Data for this exercise:
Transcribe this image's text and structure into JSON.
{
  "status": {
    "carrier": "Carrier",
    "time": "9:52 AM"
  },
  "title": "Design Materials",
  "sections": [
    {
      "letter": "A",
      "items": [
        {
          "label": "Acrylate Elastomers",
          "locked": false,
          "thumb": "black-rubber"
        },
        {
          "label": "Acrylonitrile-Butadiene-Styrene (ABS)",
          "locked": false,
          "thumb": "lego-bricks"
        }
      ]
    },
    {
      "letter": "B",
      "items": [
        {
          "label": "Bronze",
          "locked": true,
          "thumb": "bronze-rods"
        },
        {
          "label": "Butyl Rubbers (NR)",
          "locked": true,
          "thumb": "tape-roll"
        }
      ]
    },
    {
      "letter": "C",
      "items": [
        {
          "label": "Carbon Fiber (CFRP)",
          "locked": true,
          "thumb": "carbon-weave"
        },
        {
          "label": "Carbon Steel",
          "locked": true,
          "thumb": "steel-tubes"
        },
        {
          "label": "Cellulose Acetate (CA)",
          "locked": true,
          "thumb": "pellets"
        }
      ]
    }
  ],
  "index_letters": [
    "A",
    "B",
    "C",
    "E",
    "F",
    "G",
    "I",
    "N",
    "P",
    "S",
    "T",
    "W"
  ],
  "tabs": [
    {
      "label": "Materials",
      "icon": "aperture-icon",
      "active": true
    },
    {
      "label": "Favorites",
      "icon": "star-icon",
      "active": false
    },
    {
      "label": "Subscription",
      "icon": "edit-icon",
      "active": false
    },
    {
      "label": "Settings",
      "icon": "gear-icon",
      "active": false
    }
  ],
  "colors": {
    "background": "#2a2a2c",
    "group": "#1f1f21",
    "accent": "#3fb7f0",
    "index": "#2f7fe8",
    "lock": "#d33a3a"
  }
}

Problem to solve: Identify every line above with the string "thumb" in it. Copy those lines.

Exercise answer:
          "thumb": "black-rubber"
          "thumb": "lego-bricks"
          "thumb": "bronze-rods"
          "thumb": "tape-roll"
          "thumb": "carbon-weave"
          "thumb": "steel-tubes"
          "thumb": "pellets"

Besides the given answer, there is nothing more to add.